_The input_:
----------

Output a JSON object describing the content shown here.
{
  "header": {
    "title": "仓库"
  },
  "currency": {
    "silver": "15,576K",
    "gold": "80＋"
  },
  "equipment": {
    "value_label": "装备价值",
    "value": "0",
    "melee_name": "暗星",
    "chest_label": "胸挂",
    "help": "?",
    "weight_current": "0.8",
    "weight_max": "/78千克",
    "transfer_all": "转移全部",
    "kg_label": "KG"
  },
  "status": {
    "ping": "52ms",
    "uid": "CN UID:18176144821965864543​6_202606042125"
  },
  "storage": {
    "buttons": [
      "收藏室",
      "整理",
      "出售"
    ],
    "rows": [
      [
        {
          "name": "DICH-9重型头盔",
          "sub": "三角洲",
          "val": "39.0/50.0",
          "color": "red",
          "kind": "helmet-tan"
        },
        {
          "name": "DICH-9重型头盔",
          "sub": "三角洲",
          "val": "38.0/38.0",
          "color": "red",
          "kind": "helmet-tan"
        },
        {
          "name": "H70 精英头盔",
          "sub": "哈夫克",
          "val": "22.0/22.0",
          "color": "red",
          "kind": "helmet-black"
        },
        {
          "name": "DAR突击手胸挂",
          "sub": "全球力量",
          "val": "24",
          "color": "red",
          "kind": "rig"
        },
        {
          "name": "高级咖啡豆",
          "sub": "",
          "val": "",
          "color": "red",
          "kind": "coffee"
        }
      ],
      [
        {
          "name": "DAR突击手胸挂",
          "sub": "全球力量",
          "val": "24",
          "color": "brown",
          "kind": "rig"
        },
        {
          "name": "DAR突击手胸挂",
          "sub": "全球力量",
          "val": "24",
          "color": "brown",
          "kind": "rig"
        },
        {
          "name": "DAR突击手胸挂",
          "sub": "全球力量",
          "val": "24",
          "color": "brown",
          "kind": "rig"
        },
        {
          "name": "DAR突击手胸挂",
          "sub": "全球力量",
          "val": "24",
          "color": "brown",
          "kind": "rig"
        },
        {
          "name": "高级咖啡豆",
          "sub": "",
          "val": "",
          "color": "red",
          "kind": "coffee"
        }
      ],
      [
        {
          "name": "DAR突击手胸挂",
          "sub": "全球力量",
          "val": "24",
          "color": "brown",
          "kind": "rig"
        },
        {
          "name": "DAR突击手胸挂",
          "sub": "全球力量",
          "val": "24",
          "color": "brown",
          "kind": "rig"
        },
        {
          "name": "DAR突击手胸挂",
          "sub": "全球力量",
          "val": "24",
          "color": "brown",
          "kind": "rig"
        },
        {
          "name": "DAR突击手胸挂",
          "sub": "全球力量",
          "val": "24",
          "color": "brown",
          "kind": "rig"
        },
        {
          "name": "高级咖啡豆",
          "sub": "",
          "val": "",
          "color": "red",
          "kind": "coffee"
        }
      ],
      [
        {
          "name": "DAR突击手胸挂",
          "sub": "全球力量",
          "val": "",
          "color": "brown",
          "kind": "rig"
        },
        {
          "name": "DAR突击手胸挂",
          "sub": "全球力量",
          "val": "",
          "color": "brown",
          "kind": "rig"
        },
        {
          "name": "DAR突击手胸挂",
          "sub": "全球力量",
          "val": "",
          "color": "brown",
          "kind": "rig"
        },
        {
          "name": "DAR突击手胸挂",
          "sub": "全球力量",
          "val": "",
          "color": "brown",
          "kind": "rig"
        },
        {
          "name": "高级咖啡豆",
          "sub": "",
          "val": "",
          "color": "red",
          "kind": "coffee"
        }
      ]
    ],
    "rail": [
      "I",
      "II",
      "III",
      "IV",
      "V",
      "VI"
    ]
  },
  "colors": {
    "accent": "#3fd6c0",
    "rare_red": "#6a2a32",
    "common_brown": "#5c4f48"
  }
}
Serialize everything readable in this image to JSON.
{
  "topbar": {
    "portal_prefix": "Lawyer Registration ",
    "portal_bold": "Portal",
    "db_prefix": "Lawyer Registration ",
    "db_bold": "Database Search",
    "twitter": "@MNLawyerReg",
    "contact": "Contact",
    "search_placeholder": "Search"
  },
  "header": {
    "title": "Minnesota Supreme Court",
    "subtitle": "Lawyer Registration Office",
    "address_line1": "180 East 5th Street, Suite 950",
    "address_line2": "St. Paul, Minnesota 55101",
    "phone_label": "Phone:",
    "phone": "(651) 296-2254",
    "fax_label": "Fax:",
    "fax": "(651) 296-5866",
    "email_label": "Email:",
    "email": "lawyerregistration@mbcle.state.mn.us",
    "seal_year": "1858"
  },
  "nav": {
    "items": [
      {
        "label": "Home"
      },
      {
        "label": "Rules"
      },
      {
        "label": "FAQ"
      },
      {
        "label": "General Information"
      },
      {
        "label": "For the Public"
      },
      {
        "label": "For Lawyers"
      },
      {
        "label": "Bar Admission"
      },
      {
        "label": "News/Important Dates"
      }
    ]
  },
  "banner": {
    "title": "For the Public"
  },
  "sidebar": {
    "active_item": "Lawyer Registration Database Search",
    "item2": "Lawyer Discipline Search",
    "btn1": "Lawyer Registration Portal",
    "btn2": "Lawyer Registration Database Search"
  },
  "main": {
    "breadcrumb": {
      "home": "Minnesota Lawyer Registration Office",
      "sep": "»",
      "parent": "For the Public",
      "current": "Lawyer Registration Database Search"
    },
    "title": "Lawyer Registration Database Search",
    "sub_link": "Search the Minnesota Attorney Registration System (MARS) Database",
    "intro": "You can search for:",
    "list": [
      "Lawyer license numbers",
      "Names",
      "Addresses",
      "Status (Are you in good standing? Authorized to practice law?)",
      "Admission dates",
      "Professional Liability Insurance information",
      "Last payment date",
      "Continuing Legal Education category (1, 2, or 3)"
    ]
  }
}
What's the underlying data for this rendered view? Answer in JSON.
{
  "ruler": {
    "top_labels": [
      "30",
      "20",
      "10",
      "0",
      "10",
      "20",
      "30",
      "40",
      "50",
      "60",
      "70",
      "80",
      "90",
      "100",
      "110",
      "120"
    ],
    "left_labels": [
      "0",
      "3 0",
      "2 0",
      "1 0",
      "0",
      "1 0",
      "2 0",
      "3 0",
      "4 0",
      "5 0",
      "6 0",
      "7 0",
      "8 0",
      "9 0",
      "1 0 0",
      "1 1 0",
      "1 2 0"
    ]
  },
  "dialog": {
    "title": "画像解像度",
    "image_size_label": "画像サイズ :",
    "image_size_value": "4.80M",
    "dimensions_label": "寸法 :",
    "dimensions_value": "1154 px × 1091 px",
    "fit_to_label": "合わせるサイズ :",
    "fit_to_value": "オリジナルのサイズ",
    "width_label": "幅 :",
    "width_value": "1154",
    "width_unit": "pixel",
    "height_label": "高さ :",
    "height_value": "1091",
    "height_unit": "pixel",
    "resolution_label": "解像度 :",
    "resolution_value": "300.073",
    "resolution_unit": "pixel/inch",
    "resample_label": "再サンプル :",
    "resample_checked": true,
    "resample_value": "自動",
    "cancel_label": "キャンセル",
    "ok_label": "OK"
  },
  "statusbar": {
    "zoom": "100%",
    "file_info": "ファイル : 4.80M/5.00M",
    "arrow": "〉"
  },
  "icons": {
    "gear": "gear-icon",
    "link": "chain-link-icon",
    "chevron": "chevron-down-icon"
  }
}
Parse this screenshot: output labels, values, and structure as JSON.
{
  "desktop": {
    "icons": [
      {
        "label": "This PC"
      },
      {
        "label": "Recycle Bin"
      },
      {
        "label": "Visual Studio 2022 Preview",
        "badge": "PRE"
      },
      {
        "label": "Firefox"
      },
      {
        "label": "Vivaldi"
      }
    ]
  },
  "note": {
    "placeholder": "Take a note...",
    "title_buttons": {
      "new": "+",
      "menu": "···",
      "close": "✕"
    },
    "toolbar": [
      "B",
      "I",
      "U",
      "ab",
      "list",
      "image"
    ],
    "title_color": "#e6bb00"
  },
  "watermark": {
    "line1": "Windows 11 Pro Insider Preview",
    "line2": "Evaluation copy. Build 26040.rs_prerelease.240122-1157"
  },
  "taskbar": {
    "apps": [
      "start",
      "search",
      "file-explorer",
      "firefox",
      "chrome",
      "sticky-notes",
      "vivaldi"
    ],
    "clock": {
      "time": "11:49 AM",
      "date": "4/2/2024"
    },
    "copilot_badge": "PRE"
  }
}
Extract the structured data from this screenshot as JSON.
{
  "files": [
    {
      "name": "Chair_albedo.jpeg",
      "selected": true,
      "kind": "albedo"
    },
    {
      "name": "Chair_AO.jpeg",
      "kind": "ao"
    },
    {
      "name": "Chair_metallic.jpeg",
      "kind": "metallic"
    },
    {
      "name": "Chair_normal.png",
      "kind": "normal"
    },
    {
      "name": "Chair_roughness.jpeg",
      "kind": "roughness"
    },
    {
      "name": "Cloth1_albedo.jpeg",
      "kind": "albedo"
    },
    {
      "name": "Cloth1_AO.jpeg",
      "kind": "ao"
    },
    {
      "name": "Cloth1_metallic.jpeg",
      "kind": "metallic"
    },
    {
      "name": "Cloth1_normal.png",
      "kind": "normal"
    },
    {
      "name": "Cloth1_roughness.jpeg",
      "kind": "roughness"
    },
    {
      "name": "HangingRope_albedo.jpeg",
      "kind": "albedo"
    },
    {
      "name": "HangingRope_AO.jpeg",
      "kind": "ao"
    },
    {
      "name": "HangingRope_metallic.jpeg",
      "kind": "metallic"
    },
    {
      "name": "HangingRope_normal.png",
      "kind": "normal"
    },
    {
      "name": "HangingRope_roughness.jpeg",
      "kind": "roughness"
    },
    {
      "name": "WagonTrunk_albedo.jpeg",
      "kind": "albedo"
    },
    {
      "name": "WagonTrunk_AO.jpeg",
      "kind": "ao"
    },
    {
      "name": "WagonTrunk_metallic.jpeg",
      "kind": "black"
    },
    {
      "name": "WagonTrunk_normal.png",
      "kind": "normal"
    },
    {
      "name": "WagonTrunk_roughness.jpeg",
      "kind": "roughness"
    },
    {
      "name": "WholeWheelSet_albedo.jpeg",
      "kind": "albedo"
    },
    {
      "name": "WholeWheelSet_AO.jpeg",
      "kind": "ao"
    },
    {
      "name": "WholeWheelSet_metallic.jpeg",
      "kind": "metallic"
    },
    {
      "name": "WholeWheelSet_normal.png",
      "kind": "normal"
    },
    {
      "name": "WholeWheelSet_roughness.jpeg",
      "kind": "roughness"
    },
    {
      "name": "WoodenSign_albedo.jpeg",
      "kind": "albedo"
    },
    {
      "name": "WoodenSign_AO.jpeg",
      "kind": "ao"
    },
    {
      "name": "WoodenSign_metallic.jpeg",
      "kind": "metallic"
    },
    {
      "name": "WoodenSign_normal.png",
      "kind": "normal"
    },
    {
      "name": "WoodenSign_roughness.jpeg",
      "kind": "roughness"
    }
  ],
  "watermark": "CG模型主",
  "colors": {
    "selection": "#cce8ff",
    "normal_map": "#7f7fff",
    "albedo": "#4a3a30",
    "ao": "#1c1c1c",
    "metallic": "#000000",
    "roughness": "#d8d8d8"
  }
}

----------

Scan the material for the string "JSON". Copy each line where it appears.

_Written answer_:
Output a JSON object describing the content shown here.
Serialize everything readable in this image to JSON.
What's the underlying data for this rendered view? Answer in JSON.
Parse this screenshot: output labels, values, and structure as JSON.
Extract the structured data from this screenshot as JSON.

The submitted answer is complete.